┌─ PROVIDED RECORDS

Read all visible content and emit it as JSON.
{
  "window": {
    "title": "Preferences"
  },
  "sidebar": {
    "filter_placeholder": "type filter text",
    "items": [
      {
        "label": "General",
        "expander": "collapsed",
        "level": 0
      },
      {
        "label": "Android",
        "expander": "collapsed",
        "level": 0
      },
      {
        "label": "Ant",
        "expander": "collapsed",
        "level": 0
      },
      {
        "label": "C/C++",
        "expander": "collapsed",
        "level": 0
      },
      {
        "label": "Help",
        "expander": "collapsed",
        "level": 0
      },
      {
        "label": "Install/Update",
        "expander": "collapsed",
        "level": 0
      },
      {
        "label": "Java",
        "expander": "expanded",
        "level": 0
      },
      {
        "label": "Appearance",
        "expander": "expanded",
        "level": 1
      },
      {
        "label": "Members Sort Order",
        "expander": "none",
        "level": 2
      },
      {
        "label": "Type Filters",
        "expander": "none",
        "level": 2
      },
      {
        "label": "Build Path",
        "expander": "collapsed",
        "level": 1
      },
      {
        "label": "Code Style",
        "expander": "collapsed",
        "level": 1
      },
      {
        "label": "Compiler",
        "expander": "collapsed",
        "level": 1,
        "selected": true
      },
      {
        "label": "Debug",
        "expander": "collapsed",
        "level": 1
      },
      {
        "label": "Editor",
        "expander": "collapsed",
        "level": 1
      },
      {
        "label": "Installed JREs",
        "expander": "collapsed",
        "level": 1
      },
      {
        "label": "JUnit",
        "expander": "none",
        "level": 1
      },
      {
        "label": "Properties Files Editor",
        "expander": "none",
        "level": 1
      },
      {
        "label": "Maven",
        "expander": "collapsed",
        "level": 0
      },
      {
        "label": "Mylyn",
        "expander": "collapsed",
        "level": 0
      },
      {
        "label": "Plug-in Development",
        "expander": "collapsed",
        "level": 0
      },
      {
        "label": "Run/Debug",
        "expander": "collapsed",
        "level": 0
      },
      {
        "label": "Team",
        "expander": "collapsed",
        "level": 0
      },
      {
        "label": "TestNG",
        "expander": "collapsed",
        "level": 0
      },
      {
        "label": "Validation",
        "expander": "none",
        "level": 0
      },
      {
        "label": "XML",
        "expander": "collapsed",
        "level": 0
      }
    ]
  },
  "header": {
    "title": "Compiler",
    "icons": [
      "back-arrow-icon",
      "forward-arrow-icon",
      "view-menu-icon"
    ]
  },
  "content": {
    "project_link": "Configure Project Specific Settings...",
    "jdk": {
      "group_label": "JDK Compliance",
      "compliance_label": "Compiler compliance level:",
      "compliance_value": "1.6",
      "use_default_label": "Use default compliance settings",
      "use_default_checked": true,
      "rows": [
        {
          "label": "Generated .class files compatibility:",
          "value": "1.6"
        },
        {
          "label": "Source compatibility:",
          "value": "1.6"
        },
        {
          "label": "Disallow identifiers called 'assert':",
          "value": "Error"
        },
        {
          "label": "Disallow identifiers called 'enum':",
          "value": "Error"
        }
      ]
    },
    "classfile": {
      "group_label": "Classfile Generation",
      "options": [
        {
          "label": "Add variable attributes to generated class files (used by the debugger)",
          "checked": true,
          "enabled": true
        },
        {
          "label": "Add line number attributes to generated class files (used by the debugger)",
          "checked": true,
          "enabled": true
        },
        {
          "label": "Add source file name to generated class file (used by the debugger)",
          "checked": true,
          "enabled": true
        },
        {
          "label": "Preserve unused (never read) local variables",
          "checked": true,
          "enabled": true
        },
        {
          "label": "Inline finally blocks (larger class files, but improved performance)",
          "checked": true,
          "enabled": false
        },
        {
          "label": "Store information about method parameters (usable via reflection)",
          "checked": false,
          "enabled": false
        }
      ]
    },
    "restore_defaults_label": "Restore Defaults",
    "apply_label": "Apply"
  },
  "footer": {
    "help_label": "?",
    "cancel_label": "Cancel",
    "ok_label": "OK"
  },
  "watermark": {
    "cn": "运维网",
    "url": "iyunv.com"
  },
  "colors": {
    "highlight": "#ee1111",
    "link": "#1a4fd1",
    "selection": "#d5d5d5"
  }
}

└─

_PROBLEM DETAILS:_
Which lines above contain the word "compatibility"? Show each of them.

_TASK RESULT:_
          "label": "Generated .class files compatibility:",
          "label": "Source compatibility:",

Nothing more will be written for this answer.